Your sense of smell may give doctors early clues as to whether you’ll deal with Alzheimer’s disease. Since there’s no cure for Alzheimer’s disease, researchers are focused on ways to identify early signs and create treatments before dementia sets in.
Dr. Shannon Risacher is one of those researchers whose study focused on how people’s sense of smell could be connected to Alzheimer's disease.
Risacher and a team of researchers gave a “scratch and sniff” test of 40 different smells to a group of 34 people.
“What we wanted to do, was look at whether or not the performance on this test was linked to certain proteins known to be involved in the Alzheimer’s disease in the brain,” said Risacher.
The findings suggest there’s an association between a low score on the “scratch and sniff” test and the protein that accumulates in regions of the brain where Alzheimer’s tends to show up. The study also found that the sense of smell can be associated with atrophy in certain areas of the brain.
“The study is showing that you could have an early test that might alert somebody to further investigate it.” Fletcher said. “But right now, it’s (the study’s findings) too early to say that anything is definitive.”

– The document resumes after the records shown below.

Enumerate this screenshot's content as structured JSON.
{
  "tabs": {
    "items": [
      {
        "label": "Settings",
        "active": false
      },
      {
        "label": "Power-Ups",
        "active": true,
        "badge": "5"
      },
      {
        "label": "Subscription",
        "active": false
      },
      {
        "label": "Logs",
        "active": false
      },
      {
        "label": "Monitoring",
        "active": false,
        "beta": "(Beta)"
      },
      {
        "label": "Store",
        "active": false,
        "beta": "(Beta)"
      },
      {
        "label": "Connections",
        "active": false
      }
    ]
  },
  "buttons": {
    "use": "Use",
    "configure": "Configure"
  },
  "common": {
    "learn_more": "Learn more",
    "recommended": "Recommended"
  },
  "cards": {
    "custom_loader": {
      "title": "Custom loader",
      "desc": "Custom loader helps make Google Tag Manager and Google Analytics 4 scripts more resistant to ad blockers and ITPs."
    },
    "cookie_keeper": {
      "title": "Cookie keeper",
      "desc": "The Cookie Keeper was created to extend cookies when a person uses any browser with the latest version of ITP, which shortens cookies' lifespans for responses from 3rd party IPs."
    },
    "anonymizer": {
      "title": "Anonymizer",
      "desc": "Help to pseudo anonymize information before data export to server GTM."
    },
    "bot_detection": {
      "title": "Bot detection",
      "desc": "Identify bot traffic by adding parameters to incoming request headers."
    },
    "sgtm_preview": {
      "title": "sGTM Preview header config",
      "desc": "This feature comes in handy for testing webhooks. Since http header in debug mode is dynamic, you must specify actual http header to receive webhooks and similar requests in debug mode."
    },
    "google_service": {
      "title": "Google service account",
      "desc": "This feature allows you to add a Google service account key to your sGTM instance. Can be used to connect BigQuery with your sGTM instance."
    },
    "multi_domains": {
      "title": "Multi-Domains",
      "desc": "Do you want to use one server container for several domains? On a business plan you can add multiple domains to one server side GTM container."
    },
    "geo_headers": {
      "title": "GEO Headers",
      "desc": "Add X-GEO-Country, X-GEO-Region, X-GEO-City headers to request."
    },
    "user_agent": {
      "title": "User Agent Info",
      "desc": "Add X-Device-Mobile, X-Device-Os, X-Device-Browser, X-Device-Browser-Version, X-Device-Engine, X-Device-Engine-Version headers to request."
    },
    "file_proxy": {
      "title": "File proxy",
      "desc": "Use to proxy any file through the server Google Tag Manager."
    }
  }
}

“Currently the way we visualize the amyloid and tau (two proteins in the brain connected with Alzheimer’s) is through PET scans and they’re (the scans) perfectly safe but they are expensive and relatively invasive,” said Risacher.
“I think the smell test can be used on its own or maybe in collection with other types of tests as a screening tool that people can get every year.” Risacher said. This would be on par with an annual physical.
The study was published late last year in the journal Alzheimer's and Dementia: Diagnosis, Assessment and Disease Monitoring.